At Slate, Timothy Noah called it "thuggish".

At the New York Times, Paul Krugman deemed it an ominous warning.

And at that same paper, Frank Rich said it was an example of fear "being wielded as a weapon against Americans by their own government."

What was it? The words spoken by then-presidential press secretary, Ari Fleischer, on September 26, 2001. From the second link above, here's Krugman's characterization:

Americans, Ari Fleischer ominously warned, "need to watch what they say, watch what they do." Patriotic citizens were supposed to accept the administration's version of events, not ask awkward questions.
You might (dimly) remember that, because folks like Krugman, Noah, and Rich hyped the quote mercilessly for years afterward to demonstrate how the Bush administration was ushering us into a dark era of dissent-quashing, patriotism-questioning neo-McCarthyite repression.

[For a more honest analysis of Fleischer's words in context, see the essay by Christopher Hitchens in Slate.]

All that was brought to mind by this:

White House press secretary Robert Gibbs issued a pointed warning to opponents of Judge Sonia Sotomayor's Supreme Court nomination Wednesday, urging critics to measure their words carefully during a politically charged confirmation debate.

"I think it is probably important for anybody involved in this debate to be exceedingly careful with the way in which they've decided to describe different aspects of this impending confirmation," Gibbs said.

The comments of Krugman, et. al. are eagerly awaited. I strongly suspect they'll all run along the same theme: But that's different! Sure it is.

(Note: Instapundit is far more instant, having noted this yesterday.)

URLs du Jour


  • Local lad P. J. O'Rourke muses on the USA's descent into third-worldism:
    I don't mind America becoming a Third World country. The weather is better in the Third World than it is where I live in New Hampshire. And household help will be much cheaper. Does Carl Levin do windows? At my hacienda he won't have much choice. The troubled economy will soon be a thing of the past. Once we've got Third World-style full-blown business and government corruption, there won't be an economy. There will be, however, plenty of money after Beijing hauls away all our coal, oil, uranium, bourbon, and other natural resources that China lacks. Best of all, the GOP has a serious incentive to rebuild itself as a party and score some victories at the ballot box. Nothing motivates like "Win or Die."

  • Thomas Sowell says what needs to be said about the "empathy" of Judge Sonia Sotomayor:
    Nothing demonstrates the fatal dangers from judicial "empathy" more than Judge Sotomayor's decision in a 2008 case involving firemen who took an exam for promotion. After the racial mix of those who passed that test turned out to be predominantly white, with only a few blacks and Hispanics, the results were thrown out.
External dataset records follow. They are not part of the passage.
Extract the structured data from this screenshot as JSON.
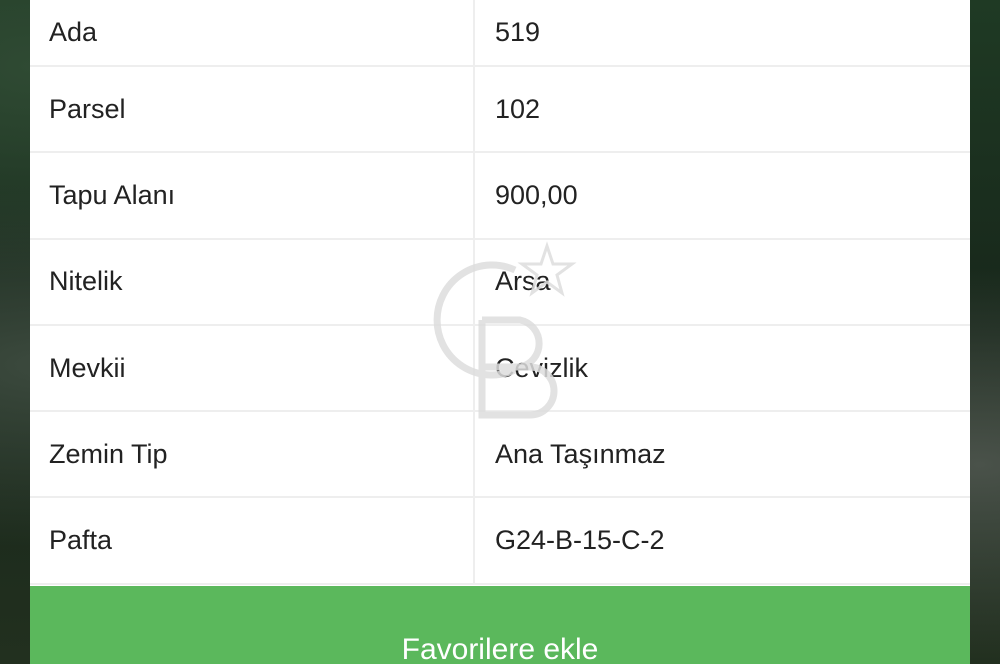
{
  "properties": [
    {
      "label": "Ada",
      "value": "519"
    },
    {
      "label": "Parsel",
      "value": "102"
    },
    {
      "label": "Tapu Alanı",
      "value": "900,00"
    },
    {
      "label": "Nitelik",
      "value": "Arsa"
    },
    {
      "label": "Mevkii",
      "value": "Cevizlik"
    },
    {
      "label": "Zemin Tip",
      "value": "Ana Taşınmaz"
    },
    {
      "label": "Pafta",
      "value": "G24-B-15-C-2"
    }
  ],
  "actions": {
    "favorite_label": "Favorilere ekle"
  },
  "colors": {
    "button": "#5bb85c",
    "panel": "#ffffff",
    "divider": "#eeeeee",
    "text": "#222222"
  },
  "icons": {
    "watermark": "cb-logo-watermark-icon"
  }
}
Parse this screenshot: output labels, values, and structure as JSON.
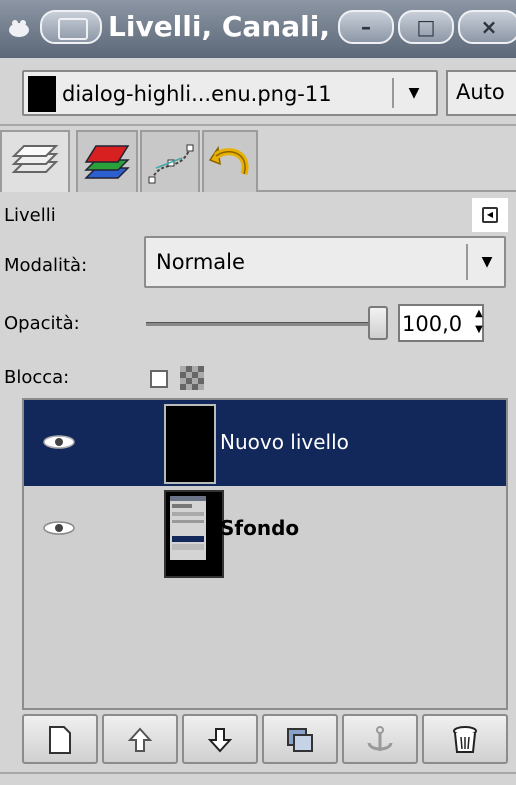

    When this action by the local civil-service authorities was taken to court and eventually reached the Second Circuit Court of Appeals, Judge Sotomayor did not give the case even the courtesy of a spelling out of the issues. She backed those who threw out the test results. Apparently she didn't have "empathy" with those predominantly white males who had been cheated out of promotions they had earned.

    Obama campaigned on "hope and change", but what we're getting is perpetuation of the stale, failed policies of racial preference.

  • My alma mater has been given a "red light rating" by the Foundation for Individual Rights in Education for "maintaining policies that clearly and substantially restrict free expression on campus." You'd think they'd want to do better than certain other schools.

    For the record, I never got in trouble free-expressionwise back in my college days, even though I was much more obnoxious then.